- [Exercise]
Give the data again word for word; drop the pictures.

----

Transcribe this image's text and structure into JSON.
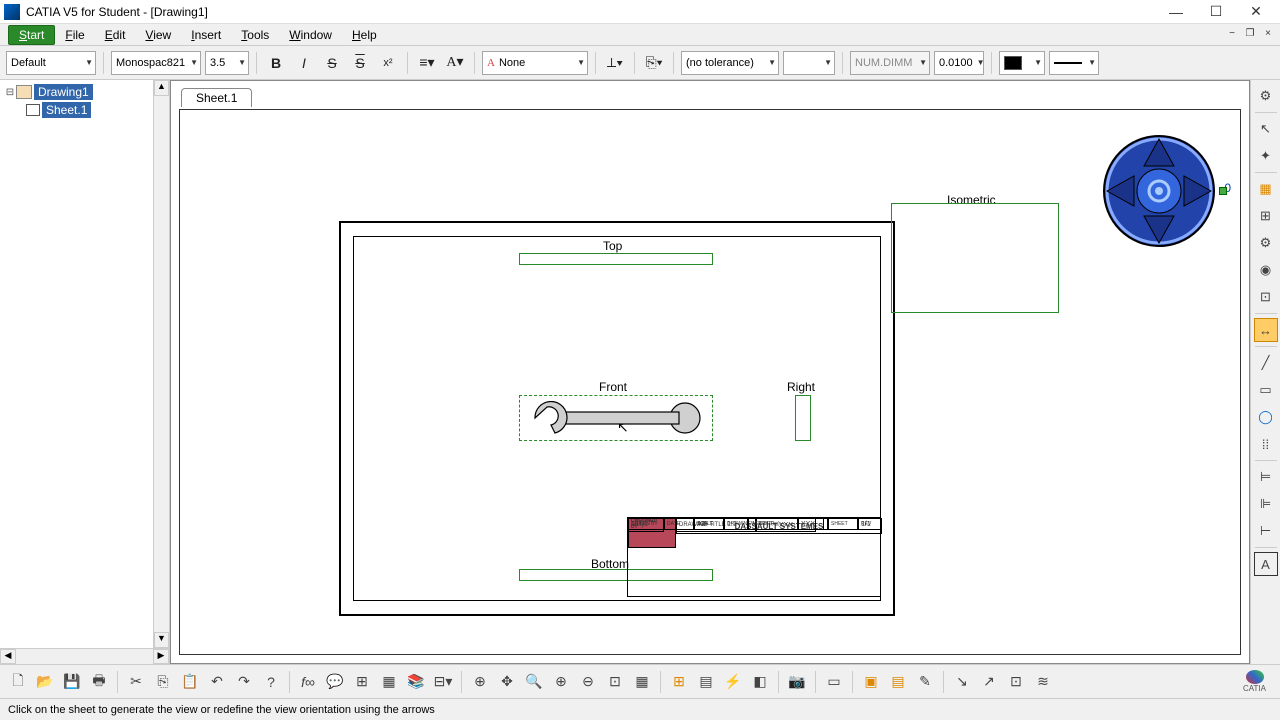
{
  "titlebar": {
    "text": "CATIA V5 for Student - [Drawing1]"
  },
  "mdi": {
    "min": "−",
    "max": "❐",
    "close": "×"
  },
  "menu": {
    "start": "Start",
    "file": "File",
    "edit": "Edit",
    "view": "View",
    "insert": "Insert",
    "tools": "Tools",
    "window": "Window",
    "help": "Help"
  },
  "toolbar": {
    "style": "Default",
    "font": "Monospac821",
    "size": "3.5",
    "bold": "B",
    "italic": "I",
    "strike": "S",
    "over": "S",
    "super": "x²",
    "anchor": "≡",
    "font_a": "A",
    "frame": "None",
    "tol": "(no tolerance)",
    "tolval": "",
    "dimstyle": "NUM.DIMM",
    "dimval": "0.0100"
  },
  "tree": {
    "root": "Drawing1",
    "sheet": "Sheet.1"
  },
  "tabs": {
    "sheet1": "Sheet.1"
  },
  "views": {
    "front": "Front",
    "top": "Top",
    "right": "Right",
    "bottom": "Bottom",
    "iso": "Isometric"
  },
  "compass": {
    "zero": "0"
  },
  "titleblock": {
    "company": "DASSAULT  SYSTEMES",
    "drawn": "DRAWN BY",
    "drawn_v": "Aditya",
    "checked": "CHECKED BY",
    "checked_v": "Aditya",
    "designed": "DESIGNED BY",
    "designed_v": "Aditya",
    "date": "DATE",
    "title": "DRAWING TITLE",
    "size": "SIZE",
    "size_v": "A3",
    "scale": "SCALE",
    "scale_v": "1:1",
    "weight": "WEIGHT(kg)",
    "sheet": "SHEET",
    "sheet_v": "1/1",
    "number": "DRAWING NUMBER",
    "xxx": "XXX",
    "rev": "REV"
  },
  "status": {
    "text": "Click on the sheet to generate the view or redefine the view orientation using the arrows"
  },
  "window": {
    "min": "—",
    "max": "☐",
    "close": "✕"
  }
}
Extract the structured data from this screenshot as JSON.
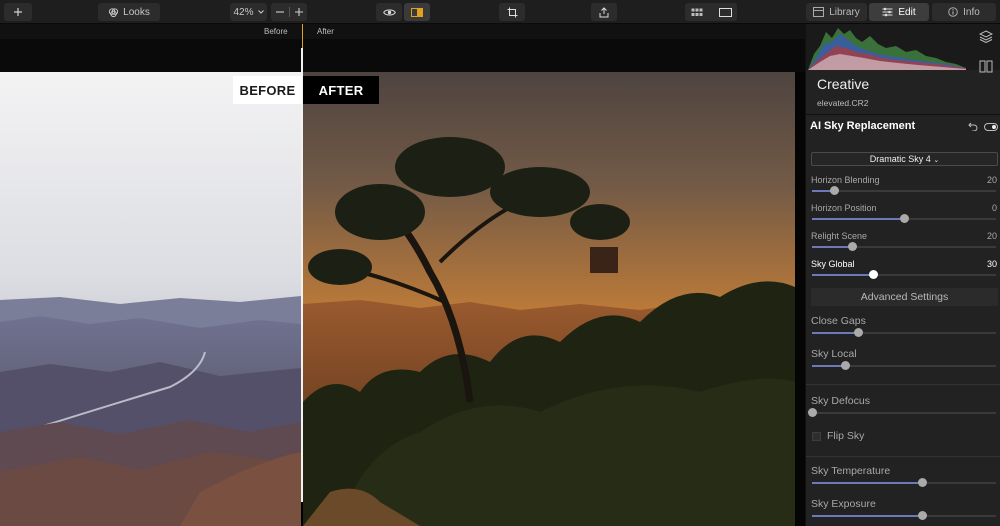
{
  "toolbar": {
    "looks_label": "Looks",
    "zoom_value": "42%",
    "tabs": [
      {
        "label": "Library"
      },
      {
        "label": "Edit"
      },
      {
        "label": "Info"
      }
    ]
  },
  "viewer": {
    "before_label": "Before",
    "after_label": "After",
    "before_badge": "BEFORE",
    "after_badge": "AFTER"
  },
  "panel": {
    "title": "Creative",
    "file_name": "elevated.CR2",
    "section_title": "AI Sky Replacement",
    "sky_dropdown": "Dramatic Sky 4",
    "sliders": [
      {
        "label": "Horizon Blending",
        "value": "20",
        "position": 0.12
      },
      {
        "label": "Horizon Position",
        "value": "0",
        "position": 0.5
      },
      {
        "label": "Relight Scene",
        "value": "20",
        "position": 0.22
      },
      {
        "label": "Sky Global",
        "value": "30",
        "position": 0.33
      }
    ],
    "advanced_label": "Advanced Settings",
    "advanced_sliders": [
      {
        "label": "Close Gaps",
        "position": 0.25
      },
      {
        "label": "Sky Local",
        "position": 0.18
      },
      {
        "label": "Sky Defocus",
        "position": 0.0
      },
      {
        "label": "Sky Temperature",
        "position": 0.6
      },
      {
        "label": "Sky Exposure",
        "position": 0.6
      }
    ],
    "flip_sky_label": "Flip Sky",
    "flip_sky_checked": false
  },
  "colors": {
    "accent": "#e0a020",
    "slider_fill": "#6c78b8",
    "panel_bg": "#222222"
  }
}
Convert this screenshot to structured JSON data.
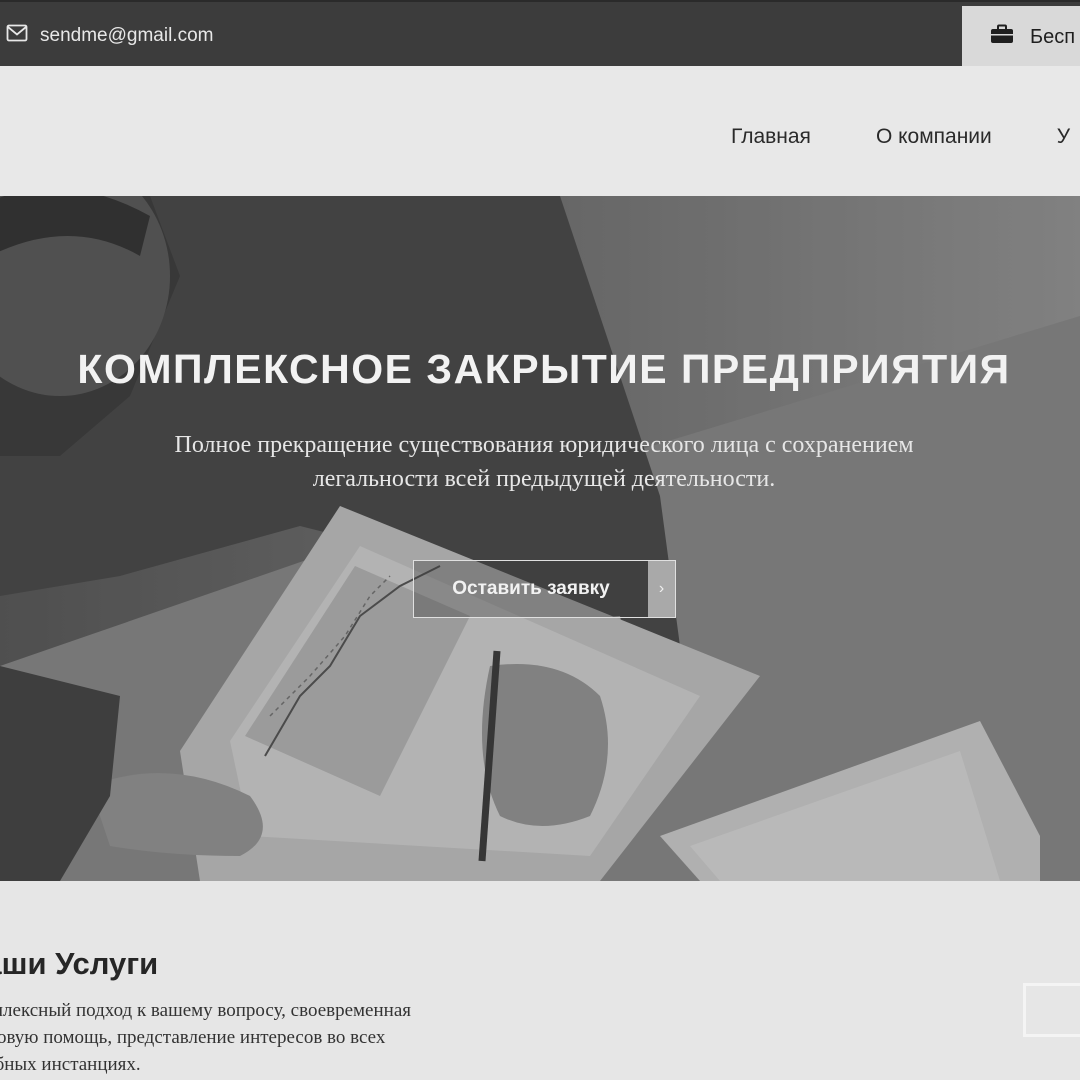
{
  "topbar": {
    "email": "sendme@gmail.com",
    "email_icon": "envelope-icon",
    "free_button_label": "Бесп",
    "free_button_icon": "briefcase-icon"
  },
  "nav": {
    "items": [
      {
        "label": "Главная"
      },
      {
        "label": "О компании"
      },
      {
        "label": "У"
      }
    ]
  },
  "hero": {
    "title": "КОМПЛЕКСНОЕ ЗАКРЫТИЕ ПРЕДПРИЯТИЯ",
    "subtitle_line1": "Полное прекращение существования юридического лица с сохранением",
    "subtitle_line2": "легальности всей предыдущей деятельности.",
    "cta_label": "Оставить заявку",
    "cta_arrow": "›"
  },
  "services": {
    "title": "Наши Услуги",
    "text_line1": "Комплексный подход к вашему вопросу, своевременная",
    "text_line2": "правовую помощь, представление интересов во всех",
    "text_line3": "судебных инстанциях."
  },
  "colors": {
    "topbar_bg": "#3c3c3c",
    "header_bg": "#e8e8e8",
    "page_bg": "#e6e6e6"
  }
}
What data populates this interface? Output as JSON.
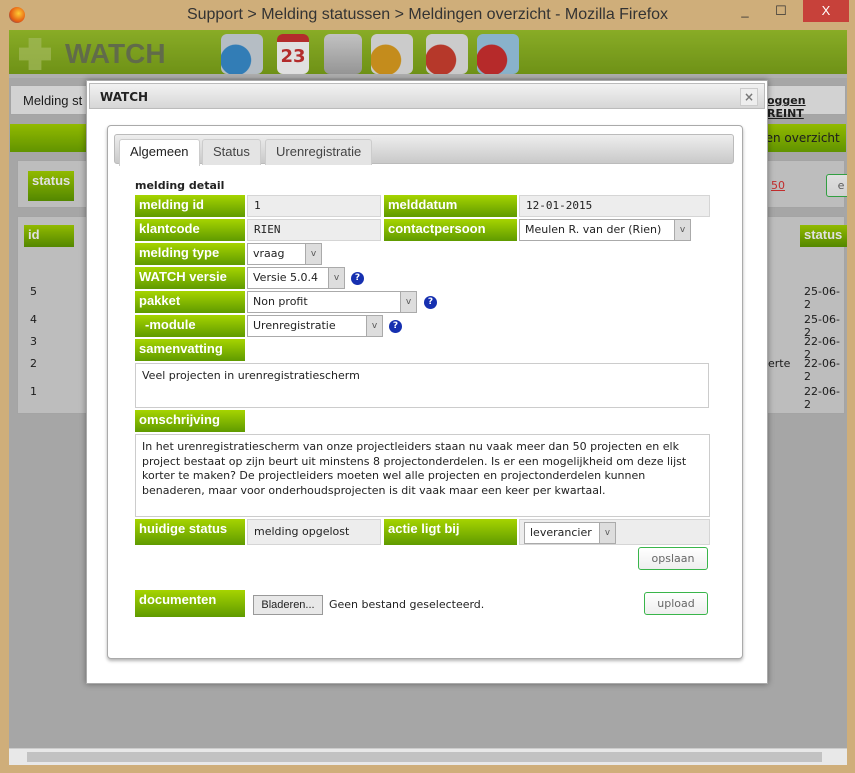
{
  "window": {
    "title": "Support > Melding statussen > Meldingen overzicht - Mozilla Firefox",
    "minimize": "_",
    "maximize": "☐",
    "close": "X"
  },
  "app": {
    "brand": "WATCH",
    "nav_icons": [
      "clock-calendar-icon",
      "calendar-23-icon",
      "users-icon",
      "euro-invoice-icon",
      "phone-support-icon",
      "euro-calculator-icon"
    ],
    "calendar_day": "23"
  },
  "background": {
    "crumb": "Melding st",
    "logout": "oggen REINT",
    "overview_link": "gen overzicht",
    "status_label": "status",
    "page_count": "50",
    "button_e": "e",
    "col_id": "id",
    "col_status": "status",
    "ids": [
      "5",
      "4",
      "3",
      "2",
      "1"
    ],
    "dates": [
      "25-06-2",
      "25-06-2",
      "22-06-2",
      "22-06-2",
      "22-06-2"
    ],
    "erte": "erte"
  },
  "modal": {
    "title": "WATCH",
    "close": "×",
    "tabs": [
      "Algemeen",
      "Status",
      "Urenregistratie"
    ],
    "section": "melding detail",
    "labels": {
      "melding_id": "melding id",
      "melddatum": "melddatum",
      "klantcode": "klantcode",
      "contactpersoon": "contactpersoon",
      "melding_type": "melding type",
      "watch_versie": "WATCH versie",
      "pakket": "pakket",
      "module": "-module",
      "samenvatting": "samenvatting",
      "omschrijving": "omschrijving",
      "huidige_status": "huidige status",
      "actie": "actie ligt bij",
      "documenten": "documenten"
    },
    "values": {
      "melding_id": "1",
      "melddatum": "12-01-2015",
      "klantcode": "RIEN",
      "contactpersoon": "Meulen R. van der (Rien)",
      "melding_type": "vraag",
      "watch_versie": "Versie 5.0.4",
      "pakket": "Non profit",
      "module": "Urenregistratie",
      "samenvatting": "Veel projecten in urenregistratiescherm",
      "omschrijving": "In het urenregistratiescherm van onze projectleiders staan nu vaak meer dan 50 projecten en elk project bestaat op zijn beurt uit minstens 8 projectonderdelen. Is er een mogelijkheid om deze lijst korter te maken? De projectleiders moeten wel alle projecten en projectonderdelen kunnen benaderen, maar voor onderhoudsprojecten is dit vaak maar een keer per  kwartaal.",
      "huidige_status": "melding opgelost",
      "actie": "leverancier"
    },
    "buttons": {
      "opslaan": "opslaan",
      "bladeren": "Bladeren...",
      "upload": "upload"
    },
    "file_status": "Geen bestand geselecteerd.",
    "help": "?",
    "arrow": "v"
  }
}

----

- [Exercise response]
Transcribe this image's text and structure into JSON.
{
  "titlebar": {
    "text": "CATIA V5 for Student - [Drawing1]"
  },
  "mdi": {
    "min": "−",
    "max": "❐",
    "close": "×"
  },
  "menu": {
    "start": "Start",
    "file": "File",
    "edit": "Edit",
    "view": "View",
    "insert": "Insert",
    "tools": "Tools",
    "window": "Window",
    "help": "Help"
  },
  "toolbar": {
    "style": "Default",
    "font": "Monospac821",
    "size": "3.5",
    "bold": "B",
    "italic": "I",
    "strike": "S",
    "over": "S",
    "super": "x²",
    "anchor": "≡",
    "font_a": "A",
    "frame": "None",
    "tol": "(no tolerance)",
    "tolval": "",
    "dimstyle": "NUM.DIMM",
    "dimval": "0.0100"
  },
  "tree": {
    "root": "Drawing1",
    "sheet": "Sheet.1"
  },
  "tabs": {
    "sheet1": "Sheet.1"
  },
  "views": {
    "front": "Front",
    "top": "Top",
    "right": "Right",
    "bottom": "Bottom",
    "iso": "Isometric"
  },
  "compass": {
    "zero": "0"
  },
  "titleblock": {
    "company": "DASSAULT  SYSTEMES",
    "drawn": "DRAWN BY",
    "drawn_v": "Aditya",
    "checked": "CHECKED BY",
    "checked_v": "Aditya",
    "designed": "DESIGNED BY",
    "designed_v": "Aditya",
    "date": "DATE",
    "title": "DRAWING TITLE",
    "size": "SIZE",
    "size_v": "A3",
    "scale": "SCALE",
    "scale_v": "1:1",
    "weight": "WEIGHT(kg)",
    "sheet": "SHEET",
    "sheet_v": "1/1",
    "number": "DRAWING NUMBER",
    "xxx": "XXX",
    "rev": "REV"
  },
  "status": {
    "text": "Click on the sheet to generate the view or redefine the view orientation using the arrows"
  },
  "window": {
    "min": "—",
    "max": "☐",
    "close": "✕"
  }
}
Extract the structured data from this screenshot as JSON.
{
  "toolbar": {
    "looks_label": "Looks",
    "zoom_value": "42%",
    "tabs": [
      {
        "label": "Library"
      },
      {
        "label": "Edit"
      },
      {
        "label": "Info"
      }
    ]
  },
  "viewer": {
    "before_label": "Before",
    "after_label": "After",
    "before_badge": "BEFORE",
    "after_badge": "AFTER"
  },
  "panel": {
    "title": "Creative",
    "file_name": "elevated.CR2",
    "section_title": "AI Sky Replacement",
    "sky_dropdown": "Dramatic Sky 4",
    "sliders": [
      {
        "label": "Horizon Blending",
        "value": "20",
        "position": 0.12
      },
      {
        "label": "Horizon Position",
        "value": "0",
        "position": 0.5
      },
      {
        "label": "Relight Scene",
        "value": "20",
        "position": 0.22
      },
      {
        "label": "Sky Global",
        "value": "30",
        "position": 0.33
      }
    ],
    "advanced_label": "Advanced Settings",
    "advanced_sliders": [
      {
        "label": "Close Gaps",
        "position": 0.25
      },
      {
        "label": "Sky Local",
        "position": 0.18
      },
      {
        "label": "Sky Defocus",
        "position": 0.0
      },
      {
        "label": "Sky Temperature",
        "position": 0.6
      },
      {
        "label": "Sky Exposure",
        "position": 0.6
      }
    ],
    "flip_sky_label": "Flip Sky",
    "flip_sky_checked": false
  },
  "colors": {
    "accent": "#e0a020",
    "slider_fill": "#6c78b8",
    "panel_bg": "#222222"
  }
}
Convert this screenshot to structured JSON data.
{
  "topbar": {
    "email": "sendme@gmail.com",
    "email_icon": "envelope-icon",
    "free_button_label": "Бесп",
    "free_button_icon": "briefcase-icon"
  },
  "nav": {
    "items": [
      {
        "label": "Главная"
      },
      {
        "label": "О компании"
      },
      {
        "label": "У"
      }
    ]
  },
  "hero": {
    "title": "КОМПЛЕКСНОЕ ЗАКРЫТИЕ ПРЕДПРИЯТИЯ",
    "subtitle_line1": "Полное прекращение существования юридического лица с сохранением",
    "subtitle_line2": "легальности всей предыдущей деятельности.",
    "cta_label": "Оставить заявку",
    "cta_arrow": "›"
  },
  "services": {
    "title": "Наши Услуги",
    "text_line1": "Комплексный подход к вашему вопросу, своевременная",
    "text_line2": "правовую помощь, представление интересов во всех",
    "text_line3": "судебных инстанциях."
  },
  "colors": {
    "topbar_bg": "#3c3c3c",
    "header_bg": "#e8e8e8",
    "page_bg": "#e6e6e6"
  }
}
What data populates this interface? Output as JSON.
{
  "window": {
    "title": "Support > Melding statussen > Meldingen overzicht - Mozilla Firefox",
    "minimize": "_",
    "maximize": "☐",
    "close": "X"
  },
  "app": {
    "brand": "WATCH",
    "nav_icons": [
      "clock-calendar-icon",
      "calendar-23-icon",
      "users-icon",
      "euro-invoice-icon",
      "phone-support-icon",
      "euro-calculator-icon"
    ],
    "calendar_day": "23"
  },
  "background": {
    "crumb": "Melding st",
    "logout": "oggen REINT",
    "overview_link": "gen overzicht",
    "status_label": "status",
    "page_count": "50",
    "button_e": "e",
    "col_id": "id",
    "col_status": "status",
    "ids": [
      "5",
      "4",
      "3",
      "2",
      "1"
    ],
    "dates": [
      "25-06-2",
      "25-06-2",
      "22-06-2",
      "22-06-2",
      "22-06-2"
    ],
    "erte": "erte"
  },
  "modal": {
    "title": "WATCH",
    "close": "×",
    "tabs": [
      "Algemeen",
      "Status",
      "Urenregistratie"
    ],
    "section": "melding detail",
    "labels": {
      "melding_id": "melding id",
      "melddatum": "melddatum",
      "klantcode": "klantcode",
      "contactpersoon": "contactpersoon",
      "melding_type": "melding type",
      "watch_versie": "WATCH versie",
      "pakket": "pakket",
      "module": "-module",
      "samenvatting": "samenvatting",
      "omschrijving": "omschrijving",
      "huidige_status": "huidige status",
      "actie": "actie ligt bij",
      "documenten": "documenten"
    },
    "values": {
      "melding_id": "1",
      "melddatum": "12-01-2015",
      "klantcode": "RIEN",
      "contactpersoon": "Meulen R. van der (Rien)",
      "melding_type": "vraag",
      "watch_versie": "Versie 5.0.4",
      "pakket": "Non profit",
      "module": "Urenregistratie",
      "samenvatting": "Veel projecten in urenregistratiescherm",
      "omschrijving": "In het urenregistratiescherm van onze projectleiders staan nu vaak meer dan 50 projecten en elk project bestaat op zijn beurt uit minstens 8 projectonderdelen. Is er een mogelijkheid om deze lijst korter te maken? De projectleiders moeten wel alle projecten en projectonderdelen kunnen benaderen, maar voor onderhoudsprojecten is dit vaak maar een keer per  kwartaal.",
      "huidige_status": "melding opgelost",
      "actie": "leverancier"
    },
    "buttons": {
      "opslaan": "opslaan",
      "bladeren": "Bladeren...",
      "upload": "upload"
    },
    "file_status": "Geen bestand geselecteerd.",
    "help": "?",
    "arrow": "v"
  }
}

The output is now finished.